** Listed records follows **
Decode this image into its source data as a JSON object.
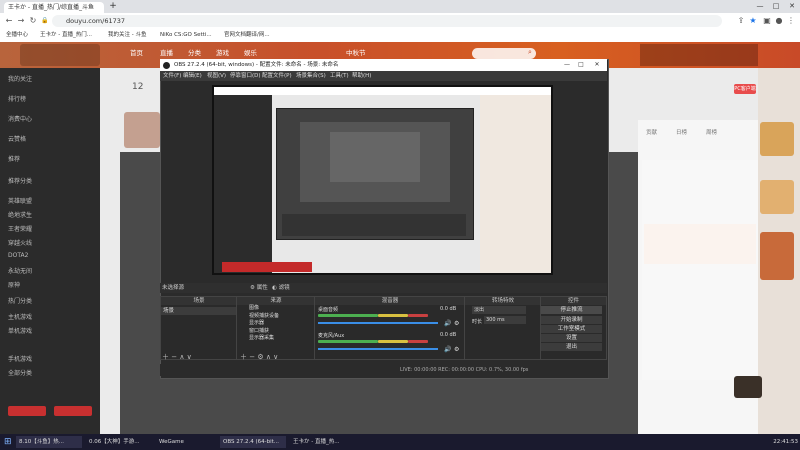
{
  "browser": {
    "tab_title": "王卡か - 直播_热门/综直播_斗鱼",
    "new_tab": "+",
    "url": "douyu.com/61737",
    "bookmarks": [
      "全播中心",
      "王卡か - 直播_热门...",
      "我的关注 - 斗鱼",
      "NiKo CS:GO Setti...",
      "官网文档翻译/网..."
    ]
  },
  "site": {
    "nav": [
      "首页",
      "直播",
      "分类",
      "游戏",
      "娱乐",
      "中秋节"
    ],
    "right_badge": "PC客户端",
    "left_items": [
      "我的关注",
      "排行榜",
      "消费中心",
      "云赞格",
      "推荐",
      "推荐分类",
      "英雄联盟",
      "绝地求生",
      "王者荣耀",
      "穿越火线",
      "DOTA2",
      "永劫无间",
      "原神",
      "热门分类",
      "主机游戏",
      "单机游戏",
      "手机游戏",
      "全部分类"
    ],
    "room_num": "12",
    "tabs": [
      "贡献",
      "日榜",
      "周榜"
    ]
  },
  "obs": {
    "title": "OBS 27.2.4 (64-bit, windows) - 配置文件: 未命名 - 场景: 未命名",
    "menu": [
      "文件(F)",
      "编辑(E)",
      "视图(V)",
      "停靠窗口(D)",
      "配置文件(P)",
      "场景集合(S)",
      "工具(T)",
      "帮助(H)"
    ],
    "no_source": "未选择源",
    "props": "属性",
    "filters": "滤镜",
    "docks": {
      "scenes": "场景",
      "sources": "来源",
      "mixer": "混音器",
      "transitions": "转场特效",
      "controls": "控件"
    },
    "scene_item": "场景",
    "source_items": [
      "图像",
      "视频捕获设备",
      "显示器",
      "窗口捕获",
      "显示器采集"
    ],
    "mixer_items": [
      "桌面音频",
      "麦克风/Aux"
    ],
    "mixer_db": [
      "0.0 dB",
      "0.0 dB"
    ],
    "transition_type": "淡出",
    "duration_label": "时长",
    "duration_value": "300 ms",
    "controls": [
      "停止推流",
      "开始录制",
      "工作室模式",
      "设置",
      "退出"
    ],
    "status": "LIVE: 00:00:00    REC: 00:00:00    CPU: 0.7%, 30.00 fps"
  },
  "taskbar": {
    "items": [
      "8.10【斗鱼】热...",
      "0.06【大神】手游...",
      "WeGame",
      "OBS 27.2.4 (64-bit...",
      "王卡か - 直播_热..."
    ],
    "clock": "22:41:53"
  }
}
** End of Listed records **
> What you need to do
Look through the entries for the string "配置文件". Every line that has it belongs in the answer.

> Answer for the task
    "title": "OBS 27.2.4 (64-bit, windows) - 配置文件: 未命名 - 场景: 未命名",
      "配置文件(P)",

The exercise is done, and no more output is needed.